§ **Problem to work on**: Every entry below, first to last, should be restated word for word.

§ **Supplied records**:
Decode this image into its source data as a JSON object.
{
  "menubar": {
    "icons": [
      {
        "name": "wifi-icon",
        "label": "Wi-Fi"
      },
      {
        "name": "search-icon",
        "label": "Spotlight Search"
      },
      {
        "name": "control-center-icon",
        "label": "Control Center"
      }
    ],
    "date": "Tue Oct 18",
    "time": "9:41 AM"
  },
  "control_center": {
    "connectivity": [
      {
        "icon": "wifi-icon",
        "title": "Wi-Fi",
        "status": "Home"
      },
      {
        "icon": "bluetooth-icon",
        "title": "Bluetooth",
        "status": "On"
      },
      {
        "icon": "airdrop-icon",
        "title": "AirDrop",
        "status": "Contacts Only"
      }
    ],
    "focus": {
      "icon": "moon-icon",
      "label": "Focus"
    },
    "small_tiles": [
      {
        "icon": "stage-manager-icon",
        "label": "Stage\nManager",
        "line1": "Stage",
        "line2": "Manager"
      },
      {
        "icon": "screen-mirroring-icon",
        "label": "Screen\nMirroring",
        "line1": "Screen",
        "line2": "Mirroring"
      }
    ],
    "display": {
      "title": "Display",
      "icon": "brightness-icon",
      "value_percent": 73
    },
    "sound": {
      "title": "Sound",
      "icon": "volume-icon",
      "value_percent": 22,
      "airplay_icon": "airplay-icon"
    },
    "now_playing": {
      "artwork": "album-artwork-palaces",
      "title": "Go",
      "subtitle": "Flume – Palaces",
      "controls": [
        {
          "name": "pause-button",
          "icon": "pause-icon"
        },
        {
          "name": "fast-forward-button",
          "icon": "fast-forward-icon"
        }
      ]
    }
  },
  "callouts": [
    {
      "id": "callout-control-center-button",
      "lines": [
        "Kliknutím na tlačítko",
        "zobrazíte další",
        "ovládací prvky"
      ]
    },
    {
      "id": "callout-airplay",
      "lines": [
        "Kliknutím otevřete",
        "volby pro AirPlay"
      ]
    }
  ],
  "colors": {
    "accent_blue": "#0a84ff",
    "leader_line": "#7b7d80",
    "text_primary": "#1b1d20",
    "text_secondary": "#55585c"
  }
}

§ **Your solution**:
Decode this image into its source data as a JSON object.
{
  "menubar": {
    "icons": [
      {
        "name": "wifi-icon",
        "label": "Wi-Fi"
      },
      {
        "name": "search-icon",
        "label": "Spotlight Search"
      },
      {
        "name": "control-center-icon",
        "label": "Control Center"
      }
    ],
    "date": "Tue Oct 18",
    "time": "9:41 AM"
  },
  "control_center": {
    "connectivity": [
      {
        "icon": "wifi-icon",
        "title": "Wi-Fi",
        "status": "Home"
      },
      {
        "icon": "bluetooth-icon",
        "title": "Bluetooth",
        "status": "On"
      },
      {
        "icon": "airdrop-icon",
        "title": "AirDrop",
        "status": "Contacts Only"
      }
    ],
    "focus": {
      "icon": "moon-icon",
      "label": "Focus"
    },
    "small_tiles": [
      {
        "icon": "stage-manager-icon",
        "label": "Stage\nManager",
        "line1": "Stage",
        "line2": "Manager"
      },
      {
        "icon": "screen-mirroring-icon",
        "label": "Screen\nMirroring",
        "line1": "Screen",
        "line2": "Mirroring"
      }
    ],
    "display": {
      "title": "Display",
      "icon": "brightness-icon",
      "value_percent": 73
    },
    "sound": {
      "title": "Sound",
      "icon": "volume-icon",
      "value_percent": 22,
      "airplay_icon": "airplay-icon"
    },
    "now_playing": {
      "artwork": "album-artwork-palaces",
      "title": "Go",
      "subtitle": "Flume – Palaces",
      "controls": [
        {
          "name": "pause-button",
          "icon": "pause-icon"
        },
        {
          "name": "fast-forward-button",
          "icon": "fast-forward-icon"
        }
      ]
    }
  },
  "callouts": [
    {
      "id": "callout-control-center-button",
      "lines": [
        "Kliknutím na tlačítko",
        "zobrazíte další",
        "ovládací prvky"
      ]
    },
    {
      "id": "callout-airplay",
      "lines": [
        "Kliknutím otevřete",
        "volby pro AirPlay"
      ]
    }
  ],
  "colors": {
    "accent_blue": "#0a84ff",
    "leader_line": "#7b7d80",
    "text_primary": "#1b1d20",
    "text_secondary": "#55585c"
  }
}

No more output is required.